◆ **THE TASK**: Your output must match the data word for word, with every line included.

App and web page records
BEGIN

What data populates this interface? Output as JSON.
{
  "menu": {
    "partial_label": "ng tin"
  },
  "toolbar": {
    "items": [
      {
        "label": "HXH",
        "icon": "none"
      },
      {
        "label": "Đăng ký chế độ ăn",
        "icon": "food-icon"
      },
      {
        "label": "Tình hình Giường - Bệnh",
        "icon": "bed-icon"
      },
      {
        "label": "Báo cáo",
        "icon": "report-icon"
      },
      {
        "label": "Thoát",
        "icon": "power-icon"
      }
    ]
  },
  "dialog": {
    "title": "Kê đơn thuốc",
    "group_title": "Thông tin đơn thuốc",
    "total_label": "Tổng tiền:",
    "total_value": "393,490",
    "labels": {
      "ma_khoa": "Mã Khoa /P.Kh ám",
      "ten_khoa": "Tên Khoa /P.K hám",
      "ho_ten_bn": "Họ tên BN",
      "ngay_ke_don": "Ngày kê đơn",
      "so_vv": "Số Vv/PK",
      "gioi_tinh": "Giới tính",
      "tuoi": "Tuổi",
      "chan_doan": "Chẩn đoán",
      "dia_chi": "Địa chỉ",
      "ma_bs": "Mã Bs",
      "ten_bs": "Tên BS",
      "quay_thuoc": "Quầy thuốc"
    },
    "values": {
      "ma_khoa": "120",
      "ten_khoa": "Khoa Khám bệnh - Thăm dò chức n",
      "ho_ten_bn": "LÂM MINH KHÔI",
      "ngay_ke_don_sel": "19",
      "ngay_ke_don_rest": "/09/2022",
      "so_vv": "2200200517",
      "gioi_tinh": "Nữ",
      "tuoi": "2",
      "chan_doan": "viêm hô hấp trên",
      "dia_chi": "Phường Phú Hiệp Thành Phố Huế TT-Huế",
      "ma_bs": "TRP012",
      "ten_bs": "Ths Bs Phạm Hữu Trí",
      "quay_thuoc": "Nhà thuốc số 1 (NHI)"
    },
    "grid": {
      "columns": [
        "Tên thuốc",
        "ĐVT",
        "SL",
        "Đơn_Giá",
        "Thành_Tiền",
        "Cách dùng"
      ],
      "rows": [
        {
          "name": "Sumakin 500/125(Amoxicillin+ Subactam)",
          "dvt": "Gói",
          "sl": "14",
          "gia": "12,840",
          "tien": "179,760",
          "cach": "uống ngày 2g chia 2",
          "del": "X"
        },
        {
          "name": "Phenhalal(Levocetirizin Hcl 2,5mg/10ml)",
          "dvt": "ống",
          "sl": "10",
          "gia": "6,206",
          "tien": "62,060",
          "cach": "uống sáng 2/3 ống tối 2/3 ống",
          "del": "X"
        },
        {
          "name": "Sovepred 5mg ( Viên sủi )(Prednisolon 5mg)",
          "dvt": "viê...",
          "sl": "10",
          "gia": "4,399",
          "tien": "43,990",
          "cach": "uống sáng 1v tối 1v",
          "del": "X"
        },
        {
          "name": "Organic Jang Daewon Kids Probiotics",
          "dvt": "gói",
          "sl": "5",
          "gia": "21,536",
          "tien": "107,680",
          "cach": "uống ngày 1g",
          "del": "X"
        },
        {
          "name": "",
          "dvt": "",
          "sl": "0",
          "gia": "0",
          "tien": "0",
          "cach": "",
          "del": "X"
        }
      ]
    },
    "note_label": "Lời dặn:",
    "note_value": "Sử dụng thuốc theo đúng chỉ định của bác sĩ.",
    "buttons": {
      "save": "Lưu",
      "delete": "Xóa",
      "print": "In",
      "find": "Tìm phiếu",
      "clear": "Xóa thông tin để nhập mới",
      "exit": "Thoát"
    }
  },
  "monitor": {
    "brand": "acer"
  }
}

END

◆ **REPLY TO THE EXERCISE**:
What data populates this interface? Output as JSON.
{
  "menu": {
    "partial_label": "ng tin"
  },
  "toolbar": {
    "items": [
      {
        "label": "HXH",
        "icon": "none"
      },
      {
        "label": "Đăng ký chế độ ăn",
        "icon": "food-icon"
      },
      {
        "label": "Tình hình Giường - Bệnh",
        "icon": "bed-icon"
      },
      {
        "label": "Báo cáo",
        "icon": "report-icon"
      },
      {
        "label": "Thoát",
        "icon": "power-icon"
      }
    ]
  },
  "dialog": {
    "title": "Kê đơn thuốc",
    "group_title": "Thông tin đơn thuốc",
    "total_label": "Tổng tiền:",
    "total_value": "393,490",
    "labels": {
      "ma_khoa": "Mã Khoa /P.Kh ám",
      "ten_khoa": "Tên Khoa /P.K hám",
      "ho_ten_bn": "Họ tên BN",
      "ngay_ke_don": "Ngày kê đơn",
      "so_vv": "Số Vv/PK",
      "gioi_tinh": "Giới tính",
      "tuoi": "Tuổi",
      "chan_doan": "Chẩn đoán",
      "dia_chi": "Địa chỉ",
      "ma_bs": "Mã Bs",
      "ten_bs": "Tên BS",
      "quay_thuoc": "Quầy thuốc"
    },
    "values": {
      "ma_khoa": "120",
      "ten_khoa": "Khoa Khám bệnh - Thăm dò chức n",
      "ho_ten_bn": "LÂM MINH KHÔI",
      "ngay_ke_don_sel": "19",
      "ngay_ke_don_rest": "/09/2022",
      "so_vv": "2200200517",
      "gioi_tinh": "Nữ",
      "tuoi": "2",
      "chan_doan": "viêm hô hấp trên",
      "dia_chi": "Phường Phú Hiệp Thành Phố Huế TT-Huế",
      "ma_bs": "TRP012",
      "ten_bs": "Ths Bs Phạm Hữu Trí",
      "quay_thuoc": "Nhà thuốc số 1 (NHI)"
    },
    "grid": {
      "columns": [
        "Tên thuốc",
        "ĐVT",
        "SL",
        "Đơn_Giá",
        "Thành_Tiền",
        "Cách dùng"
      ],
      "rows": [
        {
          "name": "Sumakin 500/125(Amoxicillin+ Subactam)",
          "dvt": "Gói",
          "sl": "14",
          "gia": "12,840",
          "tien": "179,760",
          "cach": "uống ngày 2g chia 2",
          "del": "X"
        },
        {
          "name": "Phenhalal(Levocetirizin Hcl 2,5mg/10ml)",
          "dvt": "ống",
          "sl": "10",
          "gia": "6,206",
          "tien": "62,060",
          "cach": "uống sáng 2/3 ống tối 2/3 ống",
          "del": "X"
        },
        {
          "name": "Sovepred 5mg ( Viên sủi )(Prednisolon 5mg)",
          "dvt": "viê...",
          "sl": "10",
          "gia": "4,399",
          "tien": "43,990",
          "cach": "uống sáng 1v tối 1v",
          "del": "X"
        },
        {
          "name": "Organic Jang Daewon Kids Probiotics",
          "dvt": "gói",
          "sl": "5",
          "gia": "21,536",
          "tien": "107,680",
          "cach": "uống ngày 1g",
          "del": "X"
        },
        {
          "name": "",
          "dvt": "",
          "sl": "0",
          "gia": "0",
          "tien": "0",
          "cach": "",
          "del": "X"
        }
      ]
    },
    "note_label": "Lời dặn:",
    "note_value": "Sử dụng thuốc theo đúng chỉ định của bác sĩ.",
    "buttons": {
      "save": "Lưu",
      "delete": "Xóa",
      "print": "In",
      "find": "Tìm phiếu",
      "clear": "Xóa thông tin để nhập mới",
      "exit": "Thoát"
    }
  },
  "monitor": {
    "brand": "acer"
  }
}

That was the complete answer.